Barge operators to pay NPA levies in foreign currencies
The Nigerian Ports Authority (NPA) has imposed fresh levies and dues on barge operators as part of measures to boost its revenue profile.
This is as the operators have continued to decry low patronage in business through cargo movement via the waterways.
The levies and dues will commence next month and the operators are to pay in United States dollar.
According to a document seen by The Guardian, the NPA stated that the import and export of containers, vehicles, dry, wet, bulk and general cargoes laden on barges operating within the pilotage, will attract additional levies and dues.
A breakdown of the rates on consignments includes: a 40ft container will attract $28 per unit for empty, while dry cargo will attract $2.57 per ton.
Vehicles will attract between $45, $46 and $61, depending on the sizes, while liquid and dry bulk will attract $1.46 per ton and general cargo has $2 per ton.
It was also gathered that barge operators previously pay dues and levies to the National Inland Waterways Authority (NIWA), Federal Inland Revenue (FIRS) and Nigerian Maritime Administration and Safety Agency (NIMASA).
But with the NPA’s new policy on barge operators, there are indications that some of the operators could be forced out of business.
According to the document, the port authority described the rates as cargo and harbour dues, thus applicable for coastal movement.
NPA insisted that estate rent charges will be collected at terminals owned by it, adding that users of the facilities will be given a temporary operating license (TOL) that will entail payment of annual rent.
NPA also insisted that it will be entitled to royalty on cargo delivery operations within the terminals.
The document reads: “In line with the Nigerian Ports Authority dues and rents regulations of 2021, these charges and rates will be paid using the applicable official exchange rates at the period of operations.”
MEANWHILE, barge operators in Lagos State have expressed worries over low patronage following the drop in cargo importation into the country and reduction of cost rates by truck owners.
The bargers lamented that the business of moving cargoes from the seaports to jetties and other facilities via the waterways has dropped significantly to an all-time low, even as frustration haS started setting in for the investors.
Investigations carried out also confirmed that the cost of moving cargoes through barges within the Lagos waterways similarly dropped by 65 per cent as against 100 per cent due to the low import.
Apart from the sharp drop in the business of barging activities, shippers in the supply logistics chain have resumed trucking patronage due to affordable charges against what was obtained on the waterways carriage of cargoes.

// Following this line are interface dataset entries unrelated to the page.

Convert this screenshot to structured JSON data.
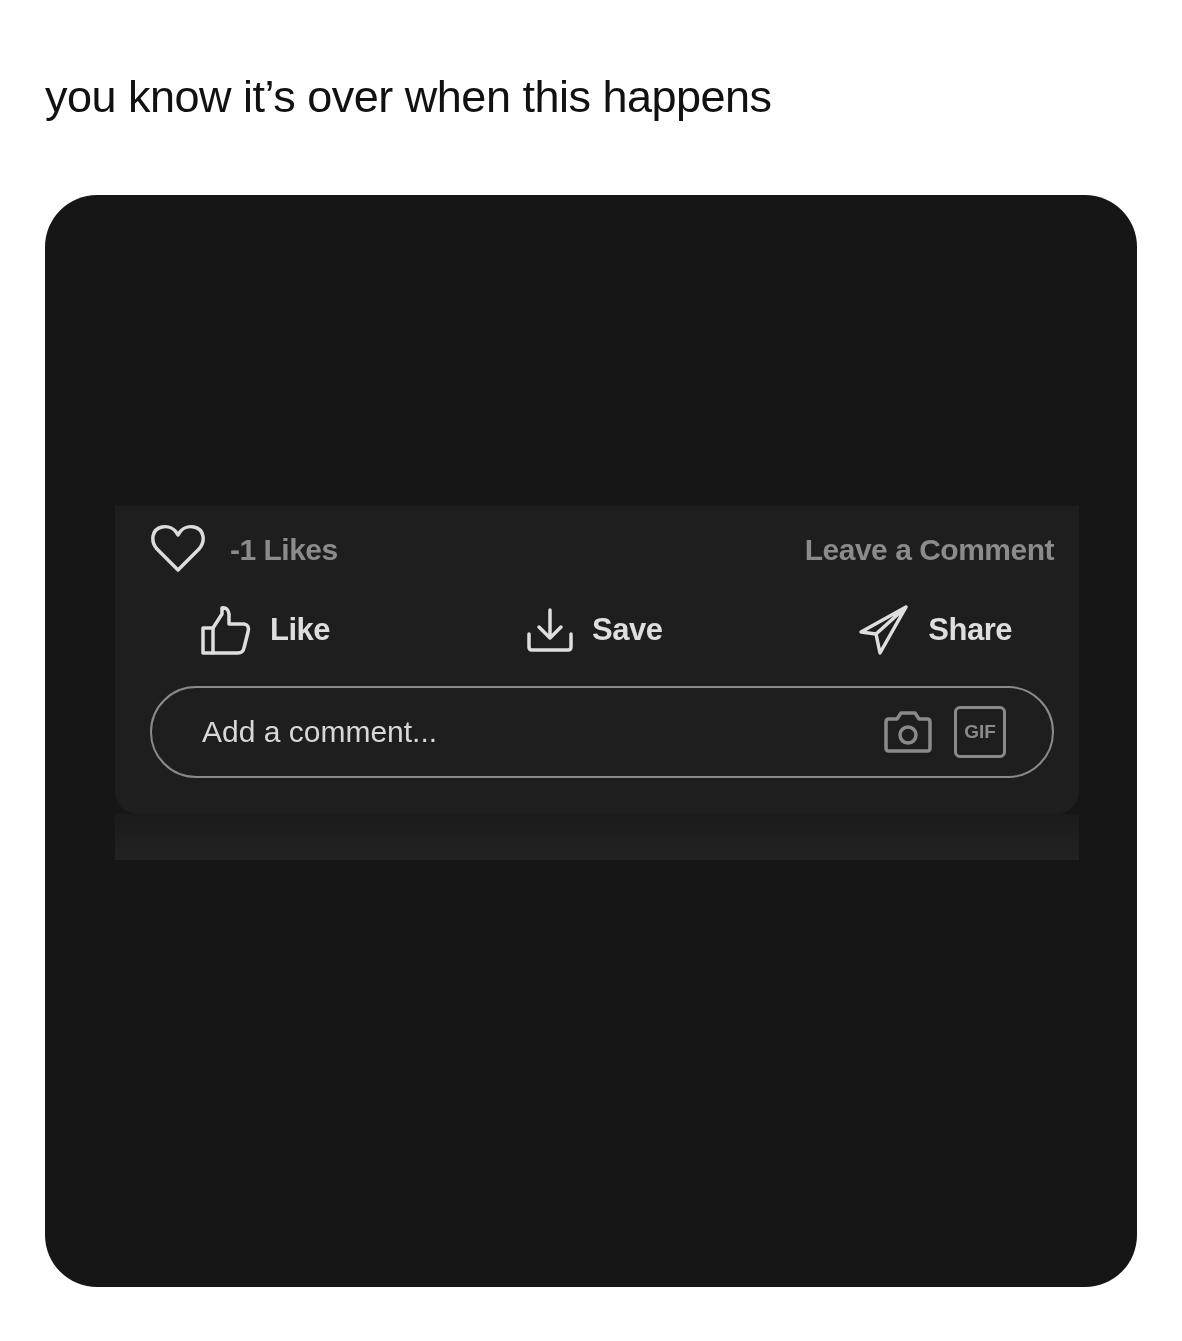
{
  "caption": "you know it’s over when this happens",
  "post_footer": {
    "likes_count": "-1 Likes",
    "comment_link": "Leave a Comment",
    "actions": [
      {
        "kind": "like",
        "label": "Like"
      },
      {
        "kind": "save",
        "label": "Save"
      },
      {
        "kind": "share",
        "label": "Share"
      }
    ],
    "comment_box": {
      "placeholder": "Add a comment...",
      "gif_label": "GIF"
    }
  }
}
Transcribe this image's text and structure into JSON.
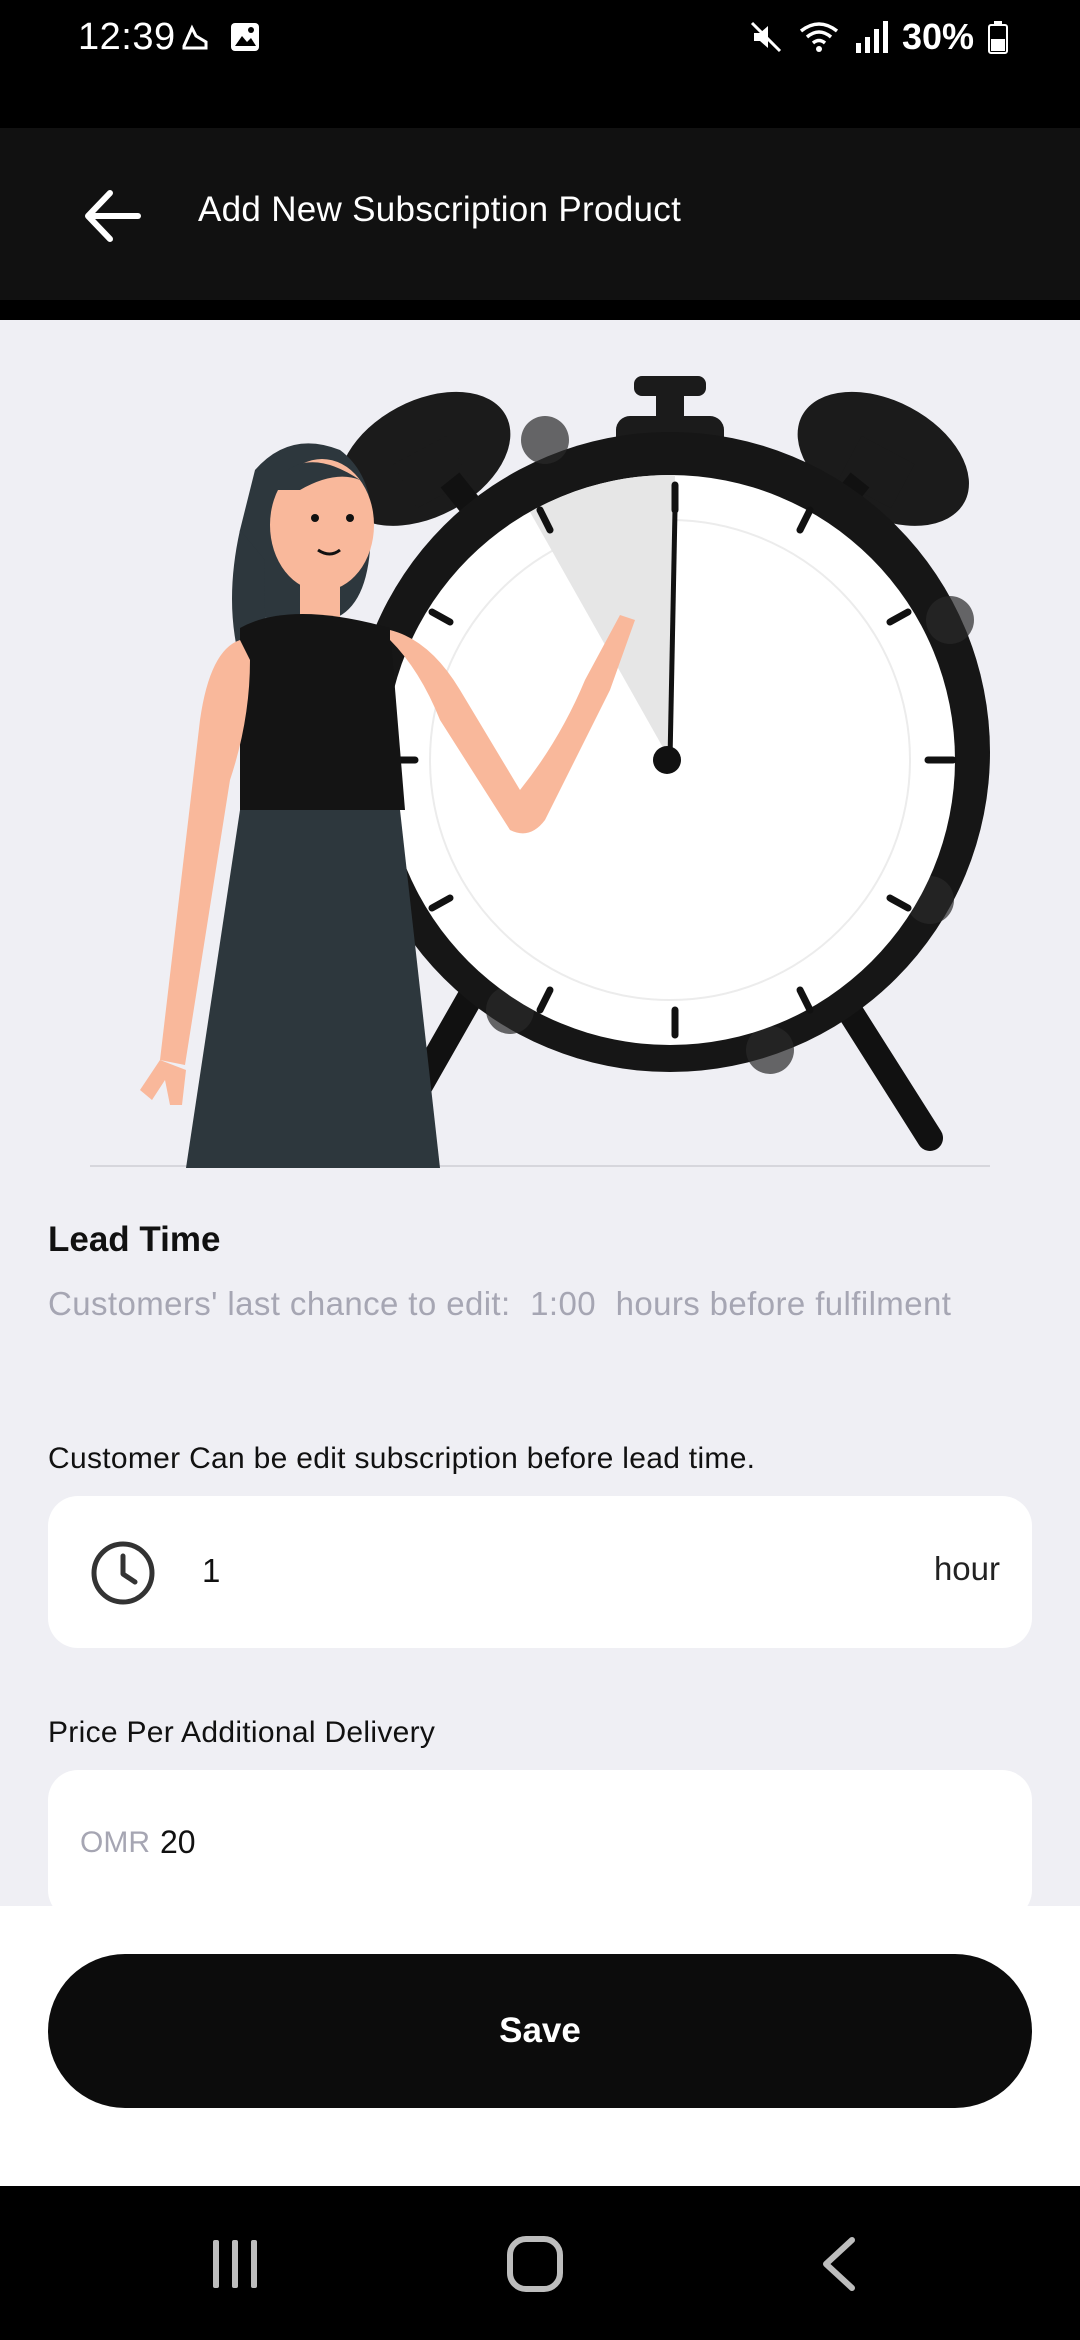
{
  "status_bar": {
    "time": "12:39",
    "battery": "30%",
    "left_icons": [
      "sport-app-icon",
      "image-icon"
    ],
    "right_icons": [
      "mute-icon",
      "wifi-icon",
      "signal-icon",
      "battery-icon"
    ]
  },
  "app_bar": {
    "title": "Add New Subscription Product",
    "back_icon": "arrow-left-icon"
  },
  "lead_time": {
    "title": "Lead Time",
    "desc_prefix": "Customers' last chance to edit:",
    "desc_value": "1:00",
    "desc_suffix": "hours before fulfilment",
    "field_label": "Customer Can be edit subscription before lead time.",
    "value": "1",
    "unit": "hour"
  },
  "price": {
    "label": "Price Per Additional Delivery",
    "currency": "OMR",
    "value": "20"
  },
  "actions": {
    "save_label": "Save"
  },
  "nav_bar": {
    "items": [
      "recents-icon",
      "home-icon",
      "back-icon"
    ]
  },
  "colors": {
    "primary": "#0c0c0c",
    "background": "#efeff4",
    "muted_text": "#a6a6b3",
    "skin": "#f9b89b"
  }
}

While truck owners collect N150,000 for cargoes from Tin Can Island Port to Mile 2 or Amuwo Odofin axis, bargers collect N250,000 to the same destination, a situation that has affected the activities of waterways transportation.
Barge operators lamented that the first quarter of 2022 had been unfavourable for them due to low charges from truck owners and to further cut the cost of doing business in a bid to maximize profit.
A member of Barge Operators of Nigeria (BOAN), Jika Chibado, lamented that operators in the barging sub-sector of the maritime industry, have never had it so tough as this year’s, adding that the sudden crash in cost left some of the operators confused.
Chubado said some operators are gradually quitting the business due to the lull in patronage by shippers and freight forwarders, adding that most shippers patronise road transportation even at short distances.
“Barge operations have gone down and we cannot make a profit as we used to again,” he decried.
On his part, a barge operator, Kelvin Okechukwu, who also owns a truck, explained that the law of demand and supply has played a dominant role in the sharp drop in barge patronage, adding that waterways transportation of consignments is facing “all-time low activities”.
Okechukwu said the truck is cheaper at the moment, which is why barge operators are not getting much business.
He said the high charges on consignments for waterways transportation contributed to declining in business.
A truck owner and member of the Nigerian Association of Road Transport Owners (NARTO), Inuwa Abdullahi, attributed the lull in barge operations to low Importation since 2021.
According to him, there is a total drop in importation globally and Nigeria is not an exception.